| What the task requires |
The response must be made up of the lines in the entries below that contain "description".

| Dataset |
Start of Block
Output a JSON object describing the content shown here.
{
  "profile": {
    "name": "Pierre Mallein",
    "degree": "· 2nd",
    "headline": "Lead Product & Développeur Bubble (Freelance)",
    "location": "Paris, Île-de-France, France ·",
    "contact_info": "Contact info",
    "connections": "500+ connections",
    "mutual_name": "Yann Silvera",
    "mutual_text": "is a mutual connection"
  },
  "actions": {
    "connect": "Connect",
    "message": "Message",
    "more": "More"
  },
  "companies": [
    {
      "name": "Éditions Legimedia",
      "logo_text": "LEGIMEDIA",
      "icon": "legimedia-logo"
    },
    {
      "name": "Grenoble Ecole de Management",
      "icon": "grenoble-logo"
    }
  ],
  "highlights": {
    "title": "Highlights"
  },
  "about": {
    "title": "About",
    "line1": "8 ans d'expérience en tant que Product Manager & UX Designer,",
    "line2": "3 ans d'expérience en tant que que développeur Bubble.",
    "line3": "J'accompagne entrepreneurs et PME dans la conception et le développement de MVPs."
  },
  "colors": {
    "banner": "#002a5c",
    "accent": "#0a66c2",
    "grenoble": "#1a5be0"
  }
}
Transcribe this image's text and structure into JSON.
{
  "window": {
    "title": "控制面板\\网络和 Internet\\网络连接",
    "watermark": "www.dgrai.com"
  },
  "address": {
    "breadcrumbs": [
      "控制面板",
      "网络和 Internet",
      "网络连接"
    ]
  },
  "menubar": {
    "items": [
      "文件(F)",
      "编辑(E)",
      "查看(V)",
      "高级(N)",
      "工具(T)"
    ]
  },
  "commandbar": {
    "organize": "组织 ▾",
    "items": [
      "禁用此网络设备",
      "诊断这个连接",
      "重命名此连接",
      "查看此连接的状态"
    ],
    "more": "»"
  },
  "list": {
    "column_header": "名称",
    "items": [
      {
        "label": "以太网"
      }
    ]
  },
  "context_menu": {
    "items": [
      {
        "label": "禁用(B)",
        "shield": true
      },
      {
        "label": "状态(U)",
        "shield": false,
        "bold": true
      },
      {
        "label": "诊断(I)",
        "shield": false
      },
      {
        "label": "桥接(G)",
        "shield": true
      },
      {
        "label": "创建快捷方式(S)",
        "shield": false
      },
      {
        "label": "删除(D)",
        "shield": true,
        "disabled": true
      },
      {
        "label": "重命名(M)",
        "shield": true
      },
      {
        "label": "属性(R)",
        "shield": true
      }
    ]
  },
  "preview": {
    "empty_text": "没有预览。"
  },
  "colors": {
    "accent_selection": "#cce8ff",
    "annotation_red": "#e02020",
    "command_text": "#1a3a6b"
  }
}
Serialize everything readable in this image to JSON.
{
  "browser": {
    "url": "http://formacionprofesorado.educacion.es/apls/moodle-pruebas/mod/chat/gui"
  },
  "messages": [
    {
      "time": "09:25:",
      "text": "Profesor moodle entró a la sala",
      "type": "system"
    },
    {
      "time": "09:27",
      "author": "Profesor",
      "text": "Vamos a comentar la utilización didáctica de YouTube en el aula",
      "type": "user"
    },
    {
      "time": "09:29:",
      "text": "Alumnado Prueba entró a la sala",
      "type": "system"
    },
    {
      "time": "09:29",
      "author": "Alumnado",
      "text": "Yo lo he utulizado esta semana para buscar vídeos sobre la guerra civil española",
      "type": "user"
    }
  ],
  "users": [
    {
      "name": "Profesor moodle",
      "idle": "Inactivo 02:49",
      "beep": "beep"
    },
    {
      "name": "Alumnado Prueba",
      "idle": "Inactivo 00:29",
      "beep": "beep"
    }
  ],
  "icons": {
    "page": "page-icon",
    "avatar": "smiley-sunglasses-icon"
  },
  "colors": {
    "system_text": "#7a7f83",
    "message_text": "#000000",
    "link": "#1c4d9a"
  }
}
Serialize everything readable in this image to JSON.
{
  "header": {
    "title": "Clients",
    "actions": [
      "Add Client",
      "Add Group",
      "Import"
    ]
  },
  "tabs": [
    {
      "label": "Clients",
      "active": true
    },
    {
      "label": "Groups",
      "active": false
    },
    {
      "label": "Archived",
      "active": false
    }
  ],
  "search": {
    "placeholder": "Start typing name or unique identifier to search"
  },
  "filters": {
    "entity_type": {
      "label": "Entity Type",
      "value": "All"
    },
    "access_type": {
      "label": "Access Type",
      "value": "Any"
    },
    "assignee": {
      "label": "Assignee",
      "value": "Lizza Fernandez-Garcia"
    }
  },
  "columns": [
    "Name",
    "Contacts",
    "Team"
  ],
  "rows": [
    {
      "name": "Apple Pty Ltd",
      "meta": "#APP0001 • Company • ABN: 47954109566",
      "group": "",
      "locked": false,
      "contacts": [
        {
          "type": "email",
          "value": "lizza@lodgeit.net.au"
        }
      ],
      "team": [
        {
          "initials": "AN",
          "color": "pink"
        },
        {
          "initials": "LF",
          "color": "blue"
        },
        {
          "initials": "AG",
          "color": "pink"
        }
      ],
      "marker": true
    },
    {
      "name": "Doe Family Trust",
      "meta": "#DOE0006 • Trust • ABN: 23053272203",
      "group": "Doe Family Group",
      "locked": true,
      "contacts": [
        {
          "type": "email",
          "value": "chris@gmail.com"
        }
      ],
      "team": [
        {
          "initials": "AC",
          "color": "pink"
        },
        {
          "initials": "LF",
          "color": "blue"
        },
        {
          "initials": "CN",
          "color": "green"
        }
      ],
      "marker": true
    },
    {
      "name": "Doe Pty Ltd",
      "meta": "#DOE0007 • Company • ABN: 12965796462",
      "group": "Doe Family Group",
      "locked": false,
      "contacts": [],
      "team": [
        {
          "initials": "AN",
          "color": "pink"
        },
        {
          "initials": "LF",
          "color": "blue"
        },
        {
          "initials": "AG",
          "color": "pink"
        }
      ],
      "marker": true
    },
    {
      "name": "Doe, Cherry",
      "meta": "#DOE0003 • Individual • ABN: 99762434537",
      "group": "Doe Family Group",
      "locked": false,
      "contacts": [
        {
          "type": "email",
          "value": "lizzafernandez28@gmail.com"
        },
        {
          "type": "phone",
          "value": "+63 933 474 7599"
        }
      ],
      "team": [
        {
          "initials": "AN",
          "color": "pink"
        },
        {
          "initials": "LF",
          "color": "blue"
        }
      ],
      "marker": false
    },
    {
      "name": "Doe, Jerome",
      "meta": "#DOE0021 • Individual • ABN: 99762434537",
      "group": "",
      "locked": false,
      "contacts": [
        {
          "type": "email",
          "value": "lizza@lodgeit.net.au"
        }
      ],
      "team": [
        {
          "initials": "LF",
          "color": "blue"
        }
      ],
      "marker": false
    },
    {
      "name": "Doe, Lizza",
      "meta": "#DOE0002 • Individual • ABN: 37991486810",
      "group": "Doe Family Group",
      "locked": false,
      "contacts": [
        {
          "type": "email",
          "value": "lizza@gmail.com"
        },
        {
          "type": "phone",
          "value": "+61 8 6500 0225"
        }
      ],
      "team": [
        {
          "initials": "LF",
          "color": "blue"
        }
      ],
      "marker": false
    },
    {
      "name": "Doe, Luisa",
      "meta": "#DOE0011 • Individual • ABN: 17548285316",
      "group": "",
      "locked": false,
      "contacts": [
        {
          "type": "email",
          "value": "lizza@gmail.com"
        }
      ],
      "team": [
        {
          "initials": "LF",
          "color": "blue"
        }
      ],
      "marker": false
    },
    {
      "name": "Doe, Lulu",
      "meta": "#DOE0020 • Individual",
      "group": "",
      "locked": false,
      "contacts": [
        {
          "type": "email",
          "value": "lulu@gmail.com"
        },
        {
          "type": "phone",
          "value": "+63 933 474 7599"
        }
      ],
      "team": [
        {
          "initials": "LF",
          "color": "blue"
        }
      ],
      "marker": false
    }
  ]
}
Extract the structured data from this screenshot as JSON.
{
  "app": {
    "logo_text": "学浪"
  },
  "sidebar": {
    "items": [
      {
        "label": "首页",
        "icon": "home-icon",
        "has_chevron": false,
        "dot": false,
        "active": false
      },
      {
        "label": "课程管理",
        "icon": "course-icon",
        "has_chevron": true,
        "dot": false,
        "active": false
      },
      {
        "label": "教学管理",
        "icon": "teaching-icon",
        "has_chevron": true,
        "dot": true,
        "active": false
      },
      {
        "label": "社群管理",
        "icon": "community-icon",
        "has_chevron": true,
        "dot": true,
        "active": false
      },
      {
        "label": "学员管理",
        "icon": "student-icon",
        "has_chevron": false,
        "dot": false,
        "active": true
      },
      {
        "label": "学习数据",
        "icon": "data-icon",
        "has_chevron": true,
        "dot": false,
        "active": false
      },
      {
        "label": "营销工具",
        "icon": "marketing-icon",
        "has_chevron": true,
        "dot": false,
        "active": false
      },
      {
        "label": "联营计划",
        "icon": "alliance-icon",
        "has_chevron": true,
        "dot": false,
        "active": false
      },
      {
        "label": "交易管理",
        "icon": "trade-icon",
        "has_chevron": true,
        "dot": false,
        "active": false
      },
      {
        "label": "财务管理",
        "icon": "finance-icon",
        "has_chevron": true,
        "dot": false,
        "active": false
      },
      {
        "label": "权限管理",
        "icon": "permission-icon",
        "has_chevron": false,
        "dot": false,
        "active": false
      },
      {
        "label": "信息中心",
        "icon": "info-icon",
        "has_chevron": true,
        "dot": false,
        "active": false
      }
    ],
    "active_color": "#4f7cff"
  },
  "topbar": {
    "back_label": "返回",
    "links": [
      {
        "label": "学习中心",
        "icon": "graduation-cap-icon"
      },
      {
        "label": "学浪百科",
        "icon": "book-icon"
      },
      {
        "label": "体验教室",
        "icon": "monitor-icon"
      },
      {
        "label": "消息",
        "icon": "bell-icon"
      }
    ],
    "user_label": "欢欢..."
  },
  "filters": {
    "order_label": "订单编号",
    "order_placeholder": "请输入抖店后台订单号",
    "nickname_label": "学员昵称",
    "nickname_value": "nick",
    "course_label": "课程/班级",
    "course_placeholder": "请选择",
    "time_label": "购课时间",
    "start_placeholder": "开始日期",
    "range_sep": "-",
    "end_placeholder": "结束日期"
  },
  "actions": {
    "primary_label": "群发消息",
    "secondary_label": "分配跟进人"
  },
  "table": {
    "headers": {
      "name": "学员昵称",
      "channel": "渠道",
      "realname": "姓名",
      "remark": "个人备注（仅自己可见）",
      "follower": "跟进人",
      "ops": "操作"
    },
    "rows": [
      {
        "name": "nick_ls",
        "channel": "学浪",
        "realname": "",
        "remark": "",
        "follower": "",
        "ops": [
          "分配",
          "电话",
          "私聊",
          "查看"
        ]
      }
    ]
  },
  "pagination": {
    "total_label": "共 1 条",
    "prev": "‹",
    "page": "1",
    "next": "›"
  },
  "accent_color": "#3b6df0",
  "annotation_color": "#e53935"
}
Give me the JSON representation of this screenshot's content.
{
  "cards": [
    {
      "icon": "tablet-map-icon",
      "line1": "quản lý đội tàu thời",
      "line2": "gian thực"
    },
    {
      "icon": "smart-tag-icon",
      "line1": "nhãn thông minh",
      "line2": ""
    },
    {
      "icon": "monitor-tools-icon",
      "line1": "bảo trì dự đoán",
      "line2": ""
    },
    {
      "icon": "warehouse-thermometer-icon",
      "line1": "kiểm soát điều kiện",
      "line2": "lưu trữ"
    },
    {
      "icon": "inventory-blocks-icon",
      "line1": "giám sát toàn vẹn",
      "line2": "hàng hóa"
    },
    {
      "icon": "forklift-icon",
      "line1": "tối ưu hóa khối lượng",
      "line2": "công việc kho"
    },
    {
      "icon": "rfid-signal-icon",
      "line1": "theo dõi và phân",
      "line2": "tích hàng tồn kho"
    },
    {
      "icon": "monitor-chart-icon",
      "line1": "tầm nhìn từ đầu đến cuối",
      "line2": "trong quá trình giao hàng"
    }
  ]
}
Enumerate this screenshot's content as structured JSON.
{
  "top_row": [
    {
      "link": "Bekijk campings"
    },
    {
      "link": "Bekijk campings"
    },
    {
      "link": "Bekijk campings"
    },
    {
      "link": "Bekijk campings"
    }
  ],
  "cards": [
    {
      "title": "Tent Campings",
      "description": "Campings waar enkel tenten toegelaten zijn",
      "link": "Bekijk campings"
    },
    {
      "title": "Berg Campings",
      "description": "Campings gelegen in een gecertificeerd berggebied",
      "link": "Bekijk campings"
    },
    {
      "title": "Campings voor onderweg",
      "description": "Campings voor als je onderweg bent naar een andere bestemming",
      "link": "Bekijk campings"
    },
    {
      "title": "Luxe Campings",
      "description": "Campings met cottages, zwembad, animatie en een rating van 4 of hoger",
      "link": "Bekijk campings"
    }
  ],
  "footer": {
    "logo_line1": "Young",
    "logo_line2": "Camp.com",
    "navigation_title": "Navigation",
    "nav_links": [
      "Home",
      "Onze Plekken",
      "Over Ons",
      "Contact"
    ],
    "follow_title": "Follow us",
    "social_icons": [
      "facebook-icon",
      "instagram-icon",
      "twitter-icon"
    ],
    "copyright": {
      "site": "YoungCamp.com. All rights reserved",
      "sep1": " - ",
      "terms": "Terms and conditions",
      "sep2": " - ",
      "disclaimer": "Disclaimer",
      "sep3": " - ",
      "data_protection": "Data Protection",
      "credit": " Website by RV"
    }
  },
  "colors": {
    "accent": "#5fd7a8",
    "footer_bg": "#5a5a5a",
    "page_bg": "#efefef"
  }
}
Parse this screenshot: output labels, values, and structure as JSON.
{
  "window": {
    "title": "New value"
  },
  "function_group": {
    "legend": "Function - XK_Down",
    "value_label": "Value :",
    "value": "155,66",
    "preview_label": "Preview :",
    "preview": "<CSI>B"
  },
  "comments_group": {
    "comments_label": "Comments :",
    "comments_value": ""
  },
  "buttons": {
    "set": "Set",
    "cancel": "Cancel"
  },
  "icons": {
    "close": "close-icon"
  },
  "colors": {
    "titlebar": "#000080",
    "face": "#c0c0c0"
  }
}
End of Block
| Answer box |
      "description": "Campings waar enkel tenten toegelaten zijn",
      "description": "Campings gelegen in een gecertificeerd berggebied",
      "description": "Campings voor als je onderweg bent naar een andere bestemming",
      "description": "Campings met cottages, zwembad, animatie en een rating van 4 of hoger",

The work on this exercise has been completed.